Philo and some rabbis insisted that God’s providence remains active, keeping all things in existence, giving life in birth and taking it away in death. Other rabbis taught that God rested from creating, but not from judging, ruling, or governing.

Creationism, which had always prevailed in Eastern Christianity, became the general opinion of the medieval theologians. Amongst the Scholastics there were no defenders of Traducianism. Hugh of Saint Victor and Alexander of Hales alone characterize Creationism as the more probable opinion; all the other Schoolmen hold it as certain. Peter Lombard's creando infundit animas Deus et infundendo creat ("in creating, God pours in the soul, and in pouring, He creates") was an accepted formula.[1]

Martin Luther, like Augustine, was undecided, but Lutherans have as a rule been traducianists.[1] John Calvin favoured creationism.[1]

Gottfried Wilhelm Leibniz argued that Creationism guards the dignity and spirituality of the rational soul, and is the proper seat of the image of God.[4]Hermann Lotze, however, who may be taken as representing the believers in the immanence of the divine Being, puts forth – but as a "dim conjecture" – something very like creationism.[1][5]

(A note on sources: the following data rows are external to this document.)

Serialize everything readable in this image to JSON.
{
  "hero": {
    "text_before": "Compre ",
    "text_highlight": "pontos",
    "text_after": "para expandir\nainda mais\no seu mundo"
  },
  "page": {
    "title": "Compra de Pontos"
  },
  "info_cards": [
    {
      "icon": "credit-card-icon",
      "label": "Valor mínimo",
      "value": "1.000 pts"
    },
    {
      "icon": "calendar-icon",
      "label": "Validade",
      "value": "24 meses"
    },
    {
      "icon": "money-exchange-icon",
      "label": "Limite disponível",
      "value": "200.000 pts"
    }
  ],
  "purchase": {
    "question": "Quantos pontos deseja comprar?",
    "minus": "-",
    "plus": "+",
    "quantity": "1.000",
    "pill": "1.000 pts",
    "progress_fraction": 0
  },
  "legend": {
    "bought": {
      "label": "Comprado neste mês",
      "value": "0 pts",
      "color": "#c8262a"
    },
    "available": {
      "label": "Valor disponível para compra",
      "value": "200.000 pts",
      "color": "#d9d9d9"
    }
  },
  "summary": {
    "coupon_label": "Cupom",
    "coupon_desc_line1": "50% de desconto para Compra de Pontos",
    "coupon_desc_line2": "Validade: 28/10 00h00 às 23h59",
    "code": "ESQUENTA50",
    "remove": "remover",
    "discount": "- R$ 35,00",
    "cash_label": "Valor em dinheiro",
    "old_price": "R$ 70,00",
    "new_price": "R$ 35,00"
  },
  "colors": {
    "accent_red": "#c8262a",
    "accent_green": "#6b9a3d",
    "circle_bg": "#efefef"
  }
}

This view is generally held by the contemporary magisterium of the Roman Catholic Church, most notably in the instruction Dignitas Personae. The Catechism of the Catholic Church, 366, states that "The Church teaches that every spiritual soul is created immediately by God— it is not 'produced' by the parents…."[6]

ReferencesEdit

  1. ^ a b c d e f Nairne, Alexander (1911). "Creatianism and Traducianism" . In Chisholm, Hugh (ed.). Encyclopædia Britannica. 7 (11th ed.). Cambridge University Press. p. 388.
  2. ^ a b Siegfried, Francis. "Creationism." The Catholic Encyclopedia Vol. 4. New York: Robert Appleton Company, 1908. 7 February 2019
  3. ^ "From Augustine to Jerome, on the origin of the soul (A.D. 415)", Nicene and Post-Nicene Fathers, First Series, Vol. 1. (Philip Schaff, ed.), Buffalo, New York: Christian Literature Publishing Co., 1887.)  This article incorporates text from this source, which is in the public domain.
  4. ^ McClintock, John and Strong, James. "Creationism", Cyclopaedia of Biblical, Theological, and Ecclesiastical Literature, Vol. 2, Harper, 1894
  5. ^ Heylyn, Peter. "v". Microcosmus. Reference works. iii. Brill.
  6. ^ "Man", Cathechism, Vatican, Rome, IT: Roman Catholic Church

  This article incorporates text from a publication now in the public domainHerbermann, Charles, ed. (1913). "Creationism". Catholic Encyclopedia. New York: Robert Appleton.